In this appeal the retirement board also takes the position that the Act of December 16, 1965 is unconstitutional because it unfairly discriminates against non-police employees participating in the Allegheny County Retirement Fund. Relying on the equal protection clause of the Fourteenth Amendment to the Constitution of the United States as well as the prohibition of "special" laws in Article III, § 7 of the Constitution of Pennsylvania, the board urges that there is no rational basis for permitting policemen to retire five years earlier than other county employees. We agree with the conclusion of the court below which rejected the board's argument in this regard. As we have just pointed out in Baxter v. Philadelphia, 426 Pa. 240, 231 A.2d 151 (1967) the duties of and interests
[ 426 Pa. Page 260]

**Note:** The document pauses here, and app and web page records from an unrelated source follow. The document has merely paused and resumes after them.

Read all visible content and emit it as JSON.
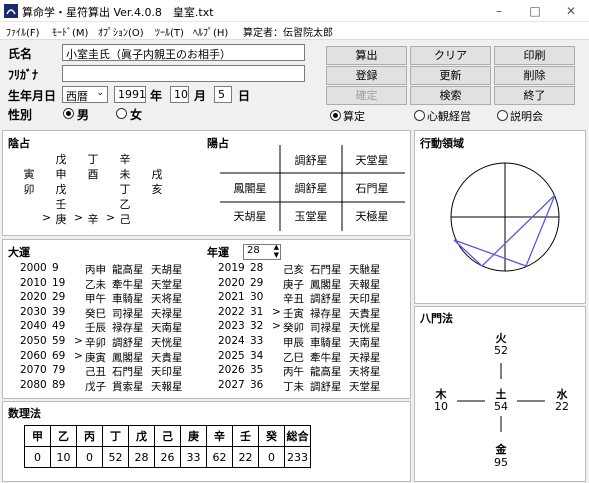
{
  "window": {
    "title": "算命学・星符算出 Ver.4.0.8　皇室.txt",
    "min": "–",
    "max": "□",
    "close": "✕"
  },
  "menu": [
    "ﾌｧｲﾙ(F)",
    "ﾓｰﾄﾞ(M)",
    "ｵﾌﾟｼｮﾝ(O)",
    "ﾂｰﾙ(T)",
    "ﾍﾙﾌﾟ(H)",
    "算定者：伝習院太郎"
  ],
  "form": {
    "name_label": "氏名",
    "name_value": "小室圭氏（眞子内親王のお相手）",
    "kana_label": "ﾌﾘｶﾞﾅ",
    "kana_value": "",
    "birth_label": "生年月日",
    "era": "西暦",
    "year": "1991",
    "year_unit": "年",
    "month": "10",
    "month_unit": "月",
    "day": "5",
    "day_unit": "日",
    "gender_label": "性別",
    "male": "男",
    "female": "女"
  },
  "buttons": [
    "算出",
    "クリア",
    "印刷",
    "登録",
    "更新",
    "削除",
    "確定",
    "検索",
    "終了"
  ],
  "modes": [
    "算定",
    "心観経営",
    "説明会"
  ],
  "inyo": {
    "title": "陰占",
    "rows": [
      [
        "",
        "戊",
        "丁",
        "辛",
        ""
      ],
      [
        "寅",
        "申",
        "酉",
        "未",
        "戌"
      ],
      [
        "卯",
        "戊",
        "",
        "丁",
        "亥"
      ],
      [
        "",
        "壬",
        "",
        "乙",
        ""
      ],
      [
        "",
        "庚",
        "辛",
        "己",
        ""
      ]
    ],
    "arrows": [
      ">",
      ">",
      ">"
    ]
  },
  "yosen": {
    "title": "陽占",
    "cells": [
      "調舒星",
      "天堂星",
      "鳳閣星",
      "調舒星",
      "石門星",
      "天胡星",
      "玉堂星",
      "天極星"
    ]
  },
  "kodo": {
    "title": "行動領域"
  },
  "taiun": {
    "title": "大運",
    "nen": "年運",
    "nen_value": "28",
    "left": [
      [
        "2000",
        "9",
        "",
        "丙申",
        "龍高星",
        "天胡星"
      ],
      [
        "2010",
        "19",
        "",
        "乙未",
        "牽牛星",
        "天堂星"
      ],
      [
        "2020",
        "29",
        "",
        "甲午",
        "車騎星",
        "天将星"
      ],
      [
        "2030",
        "39",
        "",
        "癸巳",
        "司禄星",
        "天禄星"
      ],
      [
        "2040",
        "49",
        "",
        "壬辰",
        "禄存星",
        "天南星"
      ],
      [
        "2050",
        "59",
        ">",
        "辛卯",
        "調舒星",
        "天恍星"
      ],
      [
        "2060",
        "69",
        ">",
        "庚寅",
        "鳳閣星",
        "天貴星"
      ],
      [
        "2070",
        "79",
        "",
        "己丑",
        "石門星",
        "天印星"
      ],
      [
        "2080",
        "89",
        "",
        "戊子",
        "貫索星",
        "天報星"
      ]
    ],
    "right": [
      [
        "2019",
        "28",
        "",
        "己亥",
        "石門星",
        "天馳星"
      ],
      [
        "2020",
        "29",
        "",
        "庚子",
        "鳳閣星",
        "天報星"
      ],
      [
        "2021",
        "30",
        "",
        "辛丑",
        "調舒星",
        "天印星"
      ],
      [
        "2022",
        "31",
        ">",
        "壬寅",
        "禄存星",
        "天貴星"
      ],
      [
        "2023",
        "32",
        ">",
        "癸卯",
        "司禄星",
        "天恍星"
      ],
      [
        "2024",
        "33",
        "",
        "甲辰",
        "車騎星",
        "天南星"
      ],
      [
        "2025",
        "34",
        "",
        "乙巳",
        "牽牛星",
        "天禄星"
      ],
      [
        "2026",
        "35",
        "",
        "丙午",
        "龍高星",
        "天将星"
      ],
      [
        "2027",
        "36",
        "",
        "丁未",
        "調舒星",
        "天堂星"
      ]
    ]
  },
  "hachimon": {
    "title": "八門法",
    "fire": "火",
    "fire_v": "52",
    "wood": "木",
    "wood_v": "10",
    "earth": "土",
    "earth_v": "54",
    "water": "水",
    "water_v": "22",
    "metal": "金",
    "metal_v": "95"
  },
  "suri": {
    "title": "数理法",
    "headers": [
      "甲",
      "乙",
      "丙",
      "丁",
      "戊",
      "己",
      "庚",
      "辛",
      "壬",
      "癸",
      "総合"
    ],
    "values": [
      "0",
      "10",
      "0",
      "52",
      "28",
      "26",
      "33",
      "62",
      "22",
      "0",
      "233"
    ]
  }
}
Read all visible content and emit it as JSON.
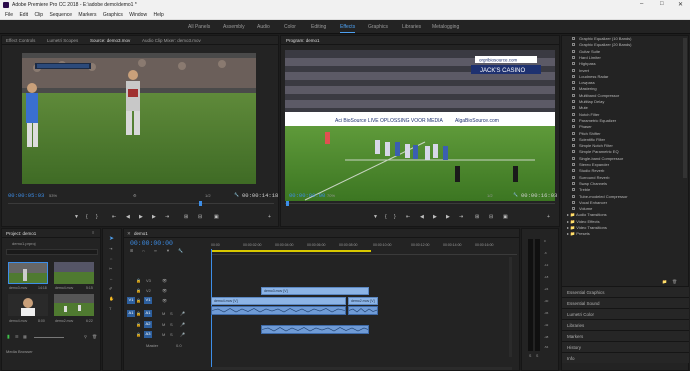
{
  "window": {
    "title": "Adobe Premiere Pro CC 2018 - E:\\adobe demo\\demo1 *"
  },
  "menu": [
    "File",
    "Edit",
    "Clip",
    "Sequence",
    "Markers",
    "Graphics",
    "Window",
    "Help"
  ],
  "workspaces": [
    {
      "label": "All Panels",
      "active": false
    },
    {
      "label": "Assembly",
      "active": false
    },
    {
      "label": "Audio",
      "active": false
    },
    {
      "label": "Color",
      "active": false
    },
    {
      "label": "Editing",
      "active": false
    },
    {
      "label": "Effects",
      "active": true
    },
    {
      "label": "Graphics",
      "active": false
    },
    {
      "label": "Libraries",
      "active": false
    },
    {
      "label": "Metalogging",
      "active": false
    }
  ],
  "source_panel": {
    "tabs": [
      "Effect Controls",
      "Lumetri Scopes",
      "Source: demo3.mov",
      "Audio Clip Mixer: demo3.mov"
    ],
    "timecode_in": "00:00:05:03",
    "zoom": "53%",
    "resolution": "1/2",
    "duration": "00:00:14:18"
  },
  "program_panel": {
    "tabs": [
      "Program: demo1"
    ],
    "timecode_in": "00:00:00:00",
    "zoom": "70%",
    "resolution": "1/2",
    "duration": "00:00:16:03",
    "banners": [
      "JACK'S CASINO",
      "orgribiosource.com",
      "Aci BioSource LIVE OPLOSSING VOOR MEDIA",
      "AlgaBioSource.com"
    ]
  },
  "project_panel": {
    "title": "Project: demo1",
    "file": "demo1.prproj",
    "thumbs": [
      {
        "label": "demo3.mov",
        "duration": "14:18"
      },
      {
        "label": "demo4.mov",
        "duration": "5:15"
      },
      {
        "label": "demo4.mov",
        "duration": "8:00"
      },
      {
        "label": "demo2.mov",
        "duration": "6:22"
      }
    ],
    "media_browser": "Media Browser"
  },
  "timeline": {
    "tab": "demo1",
    "timecode": "00:00:00:00",
    "ruler": [
      "00:00",
      "00:00:02:00",
      "00:00:04:00",
      "00:00:06:00",
      "00:00:08:00",
      "00:00:10:00",
      "00:00:12:00",
      "00:00:14:00",
      "00:00:16:00"
    ],
    "video_tracks": [
      "V3",
      "V2",
      "V1"
    ],
    "audio_tracks": [
      "A1",
      "A2",
      "A3"
    ],
    "master": "Master",
    "master_value": "0.0",
    "clips": {
      "v2": "demo3.mov [V]",
      "v1a": "demo4.mov [V]",
      "v1b": "demo2.mov [V]"
    }
  },
  "audio_meters": {
    "scale": [
      "0",
      "-6",
      "-12",
      "-18",
      "-24",
      "-30",
      "-36",
      "-42",
      "-48",
      "-54"
    ],
    "labels": [
      "S",
      "S"
    ]
  },
  "effects_panel": {
    "items": [
      "Graphic Equalizer (10 Bands)",
      "Graphic Equalizer (20 Bands)",
      "Guitar Suite",
      "Hard Limiter",
      "Highpass",
      "Invert",
      "Loudness Radar",
      "Lowpass",
      "Mastering",
      "Multiband Compressor",
      "Multitap Delay",
      "Mute",
      "Notch Filter",
      "Parametric Equalizer",
      "Phaser",
      "Pitch Shifter",
      "Scientific Filter",
      "Simple Notch Filter",
      "Simple Parametric EQ",
      "Single-band Compressor",
      "Stereo Expander",
      "Studio Reverb",
      "Surround Reverb",
      "Swap Channels",
      "Treble",
      "Tube-modeled Compressor",
      "Vocal Enhancer",
      "Volume"
    ],
    "folders": [
      "Audio Transitions",
      "Video Effects",
      "Video Transitions",
      "Presets"
    ],
    "sections": [
      "Essential Graphics",
      "Essential Sound",
      "Lumetri Color",
      "Libraries",
      "Markers",
      "History",
      "Info"
    ]
  }
}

protected by police are of a sufficiently distinct character from those of other governmental employees to justify different terms of employment. More specifically, the special hazards to which policemen's duties expose them and the greater physical fitness which policemen need to adequately discharge their duties lead us to conclude that the Legislature was well within the bounds of reasonable and constitutionally permissible classification in allowing police to become eligible for retirement allowances at an age five years younger than that of other Allegheny County employees. See Iben v. Monaca Borough, 158 Pa. Superior Ct. 46, 43 A.2d 425 (1945).